One of Acadia’s overarching goals with this program is to attract teachers working with underserved youth. Consequently, many of the students in the teacher-rangers’ school districts have never experienced a national park for themselves. Teacher-rangers, however, can provide kids with a national park experience through lesson plans developed during their time at a national park. These plans can cover anything from coastal ecology to animal behavior to regional history and culture.

This November, one teacher-ranger will also bring her class to Acadia to experience the park firsthand. Philbrick’s sixth-grade class is scheduled to participate in the Schoodic Education Adventure, a park-based residential program for middle school students. All the teacher-rangers will also wear their ranger uniform to school during National Park Week in April as a way of generating interest in this country’s natural and cultural heritage sites and promoting the National Park Service’s stewardship and conservation message.

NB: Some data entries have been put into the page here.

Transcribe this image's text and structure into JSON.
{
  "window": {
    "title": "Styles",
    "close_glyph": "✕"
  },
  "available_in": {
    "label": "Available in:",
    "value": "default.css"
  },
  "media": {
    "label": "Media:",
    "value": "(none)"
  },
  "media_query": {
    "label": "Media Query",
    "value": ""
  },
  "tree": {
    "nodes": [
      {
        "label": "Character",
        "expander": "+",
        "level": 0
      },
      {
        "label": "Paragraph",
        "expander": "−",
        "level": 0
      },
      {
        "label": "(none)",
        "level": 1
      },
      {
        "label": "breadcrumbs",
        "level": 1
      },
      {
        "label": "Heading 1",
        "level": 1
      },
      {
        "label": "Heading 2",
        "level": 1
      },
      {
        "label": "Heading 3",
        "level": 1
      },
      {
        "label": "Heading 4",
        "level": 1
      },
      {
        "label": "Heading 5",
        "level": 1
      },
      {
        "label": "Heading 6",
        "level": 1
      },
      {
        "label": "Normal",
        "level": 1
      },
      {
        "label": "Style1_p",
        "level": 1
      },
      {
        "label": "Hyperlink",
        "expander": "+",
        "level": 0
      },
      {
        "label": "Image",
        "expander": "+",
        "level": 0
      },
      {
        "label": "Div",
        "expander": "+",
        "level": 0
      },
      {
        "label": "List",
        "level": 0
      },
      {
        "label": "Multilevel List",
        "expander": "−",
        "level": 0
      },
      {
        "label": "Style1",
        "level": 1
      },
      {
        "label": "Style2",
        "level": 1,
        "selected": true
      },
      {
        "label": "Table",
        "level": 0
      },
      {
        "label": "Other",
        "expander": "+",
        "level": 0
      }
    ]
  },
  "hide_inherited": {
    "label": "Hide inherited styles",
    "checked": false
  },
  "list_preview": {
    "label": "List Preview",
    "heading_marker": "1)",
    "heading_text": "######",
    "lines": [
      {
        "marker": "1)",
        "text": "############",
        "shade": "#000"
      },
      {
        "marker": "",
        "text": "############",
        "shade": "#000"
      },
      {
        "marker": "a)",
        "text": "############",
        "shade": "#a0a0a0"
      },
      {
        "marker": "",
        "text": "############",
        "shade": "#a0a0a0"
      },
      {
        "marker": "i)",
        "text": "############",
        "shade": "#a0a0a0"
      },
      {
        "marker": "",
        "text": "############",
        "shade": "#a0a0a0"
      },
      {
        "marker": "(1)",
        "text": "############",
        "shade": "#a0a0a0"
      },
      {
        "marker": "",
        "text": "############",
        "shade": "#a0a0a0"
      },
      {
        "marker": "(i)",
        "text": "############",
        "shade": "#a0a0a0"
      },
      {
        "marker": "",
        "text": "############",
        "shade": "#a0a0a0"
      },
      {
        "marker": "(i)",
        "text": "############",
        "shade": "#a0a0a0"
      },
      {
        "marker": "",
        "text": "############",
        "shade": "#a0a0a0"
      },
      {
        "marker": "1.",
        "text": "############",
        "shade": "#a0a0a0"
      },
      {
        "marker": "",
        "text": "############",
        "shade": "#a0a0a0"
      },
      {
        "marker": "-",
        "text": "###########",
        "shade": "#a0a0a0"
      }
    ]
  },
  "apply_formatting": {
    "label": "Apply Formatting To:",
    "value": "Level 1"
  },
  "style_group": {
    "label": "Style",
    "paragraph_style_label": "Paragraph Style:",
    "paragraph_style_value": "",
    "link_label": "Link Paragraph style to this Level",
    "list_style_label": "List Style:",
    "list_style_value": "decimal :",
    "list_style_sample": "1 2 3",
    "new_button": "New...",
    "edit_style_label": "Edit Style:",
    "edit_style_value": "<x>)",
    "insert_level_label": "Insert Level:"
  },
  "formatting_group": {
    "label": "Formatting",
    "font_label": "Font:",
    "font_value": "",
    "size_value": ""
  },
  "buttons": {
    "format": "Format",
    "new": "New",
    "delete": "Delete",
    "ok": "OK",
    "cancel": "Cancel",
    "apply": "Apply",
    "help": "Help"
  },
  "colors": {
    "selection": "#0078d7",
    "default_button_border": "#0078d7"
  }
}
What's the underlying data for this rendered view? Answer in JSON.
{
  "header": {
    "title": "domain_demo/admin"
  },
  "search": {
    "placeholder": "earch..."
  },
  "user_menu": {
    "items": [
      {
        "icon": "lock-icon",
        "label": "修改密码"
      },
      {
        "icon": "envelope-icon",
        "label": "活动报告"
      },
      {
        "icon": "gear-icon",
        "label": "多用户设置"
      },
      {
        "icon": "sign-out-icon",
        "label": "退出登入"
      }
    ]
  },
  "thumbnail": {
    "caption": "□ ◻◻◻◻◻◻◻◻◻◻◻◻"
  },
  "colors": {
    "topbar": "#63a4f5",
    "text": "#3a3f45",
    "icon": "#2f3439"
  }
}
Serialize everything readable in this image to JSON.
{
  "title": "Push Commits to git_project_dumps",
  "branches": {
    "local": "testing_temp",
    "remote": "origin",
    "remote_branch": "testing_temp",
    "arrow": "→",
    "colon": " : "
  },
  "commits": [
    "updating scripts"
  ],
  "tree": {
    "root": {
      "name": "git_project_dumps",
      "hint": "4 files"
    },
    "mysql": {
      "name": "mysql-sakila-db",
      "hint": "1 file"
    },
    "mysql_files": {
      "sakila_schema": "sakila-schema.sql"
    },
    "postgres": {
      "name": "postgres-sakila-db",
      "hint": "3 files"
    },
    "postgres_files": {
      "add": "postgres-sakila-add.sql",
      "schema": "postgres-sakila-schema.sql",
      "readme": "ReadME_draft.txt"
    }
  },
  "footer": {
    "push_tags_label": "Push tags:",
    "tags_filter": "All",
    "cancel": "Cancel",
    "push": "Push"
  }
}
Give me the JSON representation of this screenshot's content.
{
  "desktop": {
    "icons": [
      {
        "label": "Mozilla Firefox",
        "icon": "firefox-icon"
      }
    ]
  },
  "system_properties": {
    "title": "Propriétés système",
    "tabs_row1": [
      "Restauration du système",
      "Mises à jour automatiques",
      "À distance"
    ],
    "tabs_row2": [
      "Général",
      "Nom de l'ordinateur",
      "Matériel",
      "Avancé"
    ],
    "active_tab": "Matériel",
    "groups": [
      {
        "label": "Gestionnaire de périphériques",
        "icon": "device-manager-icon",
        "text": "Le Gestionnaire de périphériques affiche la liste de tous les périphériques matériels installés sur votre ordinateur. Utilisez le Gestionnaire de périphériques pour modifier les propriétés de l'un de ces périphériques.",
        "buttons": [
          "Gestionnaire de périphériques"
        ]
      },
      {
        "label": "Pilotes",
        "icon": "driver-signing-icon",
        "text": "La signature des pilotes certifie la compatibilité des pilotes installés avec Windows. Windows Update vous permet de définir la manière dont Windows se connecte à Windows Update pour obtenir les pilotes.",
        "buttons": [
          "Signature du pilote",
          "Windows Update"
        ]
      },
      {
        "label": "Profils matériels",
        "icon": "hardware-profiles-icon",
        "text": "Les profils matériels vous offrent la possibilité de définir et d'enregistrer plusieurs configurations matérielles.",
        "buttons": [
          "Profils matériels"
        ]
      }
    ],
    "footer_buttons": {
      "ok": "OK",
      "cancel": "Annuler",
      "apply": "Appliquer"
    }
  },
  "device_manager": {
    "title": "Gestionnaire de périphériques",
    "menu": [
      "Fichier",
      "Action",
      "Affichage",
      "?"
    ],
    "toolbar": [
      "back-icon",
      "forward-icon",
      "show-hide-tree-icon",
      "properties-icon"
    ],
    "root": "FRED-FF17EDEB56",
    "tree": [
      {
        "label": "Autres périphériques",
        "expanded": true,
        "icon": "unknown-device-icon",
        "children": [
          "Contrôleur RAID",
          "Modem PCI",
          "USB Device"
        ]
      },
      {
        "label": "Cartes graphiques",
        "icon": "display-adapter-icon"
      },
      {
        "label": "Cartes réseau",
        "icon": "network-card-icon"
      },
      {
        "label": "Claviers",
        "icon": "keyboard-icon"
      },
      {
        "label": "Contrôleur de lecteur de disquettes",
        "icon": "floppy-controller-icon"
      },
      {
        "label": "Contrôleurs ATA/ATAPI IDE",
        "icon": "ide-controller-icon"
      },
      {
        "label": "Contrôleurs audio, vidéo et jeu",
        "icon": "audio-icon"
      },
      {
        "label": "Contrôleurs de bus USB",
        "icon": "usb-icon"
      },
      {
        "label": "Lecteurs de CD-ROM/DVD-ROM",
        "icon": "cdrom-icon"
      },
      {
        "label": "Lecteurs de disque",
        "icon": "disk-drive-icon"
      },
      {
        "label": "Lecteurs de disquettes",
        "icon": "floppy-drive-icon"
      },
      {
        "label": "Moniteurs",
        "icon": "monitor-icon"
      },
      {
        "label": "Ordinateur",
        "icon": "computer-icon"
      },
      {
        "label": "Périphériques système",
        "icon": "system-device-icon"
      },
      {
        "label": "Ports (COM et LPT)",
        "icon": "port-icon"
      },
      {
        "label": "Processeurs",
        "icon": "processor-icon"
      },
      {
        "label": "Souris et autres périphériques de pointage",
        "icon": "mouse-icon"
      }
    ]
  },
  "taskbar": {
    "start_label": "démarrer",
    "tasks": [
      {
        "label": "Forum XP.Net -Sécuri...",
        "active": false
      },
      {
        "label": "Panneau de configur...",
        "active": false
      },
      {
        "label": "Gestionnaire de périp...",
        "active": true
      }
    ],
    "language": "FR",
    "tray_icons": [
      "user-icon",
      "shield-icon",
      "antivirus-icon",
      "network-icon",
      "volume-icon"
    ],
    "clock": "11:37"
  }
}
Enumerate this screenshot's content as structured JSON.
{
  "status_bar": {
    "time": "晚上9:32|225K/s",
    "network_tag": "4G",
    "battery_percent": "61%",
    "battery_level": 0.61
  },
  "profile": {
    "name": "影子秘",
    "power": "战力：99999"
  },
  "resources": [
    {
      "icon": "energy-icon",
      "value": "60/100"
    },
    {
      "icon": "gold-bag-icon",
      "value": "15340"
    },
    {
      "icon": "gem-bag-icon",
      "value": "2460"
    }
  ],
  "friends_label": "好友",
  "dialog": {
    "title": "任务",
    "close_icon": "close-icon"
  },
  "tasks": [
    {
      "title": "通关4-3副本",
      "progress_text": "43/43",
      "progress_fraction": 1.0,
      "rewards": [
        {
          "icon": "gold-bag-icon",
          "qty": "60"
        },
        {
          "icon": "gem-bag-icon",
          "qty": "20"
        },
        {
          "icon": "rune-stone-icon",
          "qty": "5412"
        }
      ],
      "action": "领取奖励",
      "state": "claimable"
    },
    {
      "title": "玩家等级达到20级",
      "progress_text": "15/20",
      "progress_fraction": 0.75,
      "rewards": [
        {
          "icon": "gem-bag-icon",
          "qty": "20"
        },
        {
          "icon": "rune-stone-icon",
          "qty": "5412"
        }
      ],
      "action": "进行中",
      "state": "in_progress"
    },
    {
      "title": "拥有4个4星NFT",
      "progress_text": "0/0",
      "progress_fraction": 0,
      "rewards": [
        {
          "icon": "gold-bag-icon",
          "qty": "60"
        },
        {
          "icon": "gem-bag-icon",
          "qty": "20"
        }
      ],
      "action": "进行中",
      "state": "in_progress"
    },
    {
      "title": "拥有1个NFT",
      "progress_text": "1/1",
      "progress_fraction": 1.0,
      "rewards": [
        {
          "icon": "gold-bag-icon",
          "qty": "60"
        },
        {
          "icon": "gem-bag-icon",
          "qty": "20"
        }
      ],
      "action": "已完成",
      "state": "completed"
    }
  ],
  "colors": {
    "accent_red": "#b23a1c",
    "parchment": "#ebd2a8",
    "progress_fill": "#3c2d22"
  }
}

Acadia was proud to be the first national park site in the Northeast to participate in this program when it brought on a teacher-ranger last year. As part of the Engage Youth: Centennial Challenge project, Acadia increased the number of teacher-rangers from one in 2007 to four this year.

Philbrick says that, among other things, her summer at Acadia will help her incorporate experiential learning into her curriculum: "I will definitely provide my students more opportunities to 'do' science just as I have done this summer. The opportunity to learn and engage becomes so much greater when the students are actively involved. [TRT] provided me with new teaching strategies to use across the curriculum....This experience has been professionally refreshing."

More information about becoming a teacher-ranger is available on Acadia National Park’s website. This link will direct you to a downloadable application form. You can also reach Cynthia Ocel, education coordinator, at (207) 288-8822 or e-mail her at cynthia_ocel@nps.gov.

Did You Know?

Cobblestone Bridge, faced with rounded cobblestones, has a stream running underneath.

The historic carriage road system at Acadia National Park features 17 stone-faced bridges spanning streams, waterfalls, cliffs, and roads. The design of each bridge, such as Cobblestone Bridge, is unique.